Zanzibar’s tourism potential emanates mainly from its rich history, the stone town, and the crystalline sandy beaches that fill its seashores. There are some who contend that these features are not unique to Zanzibar and that our neighbours perhaps have an advantage due to their proximity to rich wildlife. Yet others mention the clove industry and marine resources as being features that keep Zanzibar at par with the potential existing elsewhere in the region. In any case, Zanzibar seems to have found its niche in the tourism industry and at present close to 100 000 tourists visit the archipelago annually. This is largely a result of its decision to open up to foreign investors who have built hotels and resorts all around Zanzibar.

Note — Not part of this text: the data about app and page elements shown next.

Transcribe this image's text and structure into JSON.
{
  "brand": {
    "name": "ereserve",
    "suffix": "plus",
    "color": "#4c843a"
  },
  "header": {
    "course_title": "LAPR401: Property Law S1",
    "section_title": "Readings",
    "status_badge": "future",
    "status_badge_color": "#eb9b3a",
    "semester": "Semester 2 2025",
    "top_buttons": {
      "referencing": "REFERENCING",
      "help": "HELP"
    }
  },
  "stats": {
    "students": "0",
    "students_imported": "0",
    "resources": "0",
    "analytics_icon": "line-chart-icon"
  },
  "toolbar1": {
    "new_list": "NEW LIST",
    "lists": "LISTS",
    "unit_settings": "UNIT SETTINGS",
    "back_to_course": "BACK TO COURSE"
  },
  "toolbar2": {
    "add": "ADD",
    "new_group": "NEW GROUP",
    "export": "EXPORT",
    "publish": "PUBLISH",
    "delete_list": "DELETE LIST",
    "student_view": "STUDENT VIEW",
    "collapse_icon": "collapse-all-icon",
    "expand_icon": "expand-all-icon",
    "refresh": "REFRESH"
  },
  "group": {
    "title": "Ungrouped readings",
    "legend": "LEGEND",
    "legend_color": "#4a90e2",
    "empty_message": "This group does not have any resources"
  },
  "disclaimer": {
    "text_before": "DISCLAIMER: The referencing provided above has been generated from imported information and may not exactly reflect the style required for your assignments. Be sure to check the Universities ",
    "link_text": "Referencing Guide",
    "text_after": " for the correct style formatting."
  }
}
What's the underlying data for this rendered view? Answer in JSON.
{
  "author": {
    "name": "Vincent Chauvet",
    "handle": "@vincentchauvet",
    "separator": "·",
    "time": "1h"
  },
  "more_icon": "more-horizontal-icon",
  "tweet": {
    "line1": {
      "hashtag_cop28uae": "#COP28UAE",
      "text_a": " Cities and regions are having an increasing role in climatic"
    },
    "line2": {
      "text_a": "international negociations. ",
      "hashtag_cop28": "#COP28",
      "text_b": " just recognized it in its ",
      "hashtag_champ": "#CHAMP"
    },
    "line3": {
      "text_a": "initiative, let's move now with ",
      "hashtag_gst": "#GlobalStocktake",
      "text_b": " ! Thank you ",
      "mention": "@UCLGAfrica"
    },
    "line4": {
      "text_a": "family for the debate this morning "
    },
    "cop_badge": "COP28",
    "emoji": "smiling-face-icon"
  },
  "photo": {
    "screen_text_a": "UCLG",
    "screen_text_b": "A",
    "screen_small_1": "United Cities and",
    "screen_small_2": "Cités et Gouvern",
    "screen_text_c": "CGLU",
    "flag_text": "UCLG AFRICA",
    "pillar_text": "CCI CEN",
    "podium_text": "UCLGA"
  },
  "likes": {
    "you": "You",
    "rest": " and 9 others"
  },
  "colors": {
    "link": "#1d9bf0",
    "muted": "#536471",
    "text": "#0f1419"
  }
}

The benefits of tourism to Zanzibar’s economy are difficult to measure. There are conflicting arguments where some mention of a positive link between tourism and other sectors of the economy. Supporters often cite employment opportunities and higher prices for goods and services as a result of the demand created by incoming tourists. Opponents view the tourism industry as being the cause of cultural erosion in Zanzibar and the source of all evils. Prostitution, drugs and crimes have increased tremendously in the last two decades. Above all, opponents are of the opinion that Zanzibar does not directly benefit from tourism because most of the visitors pay directly to foreign agencies in their respective countries before beginning their journey to the spice island. The only visitors who seem to pay directly to local agencies are the so-called “backpack tourists”, whose expenditure while in the country is very minimal.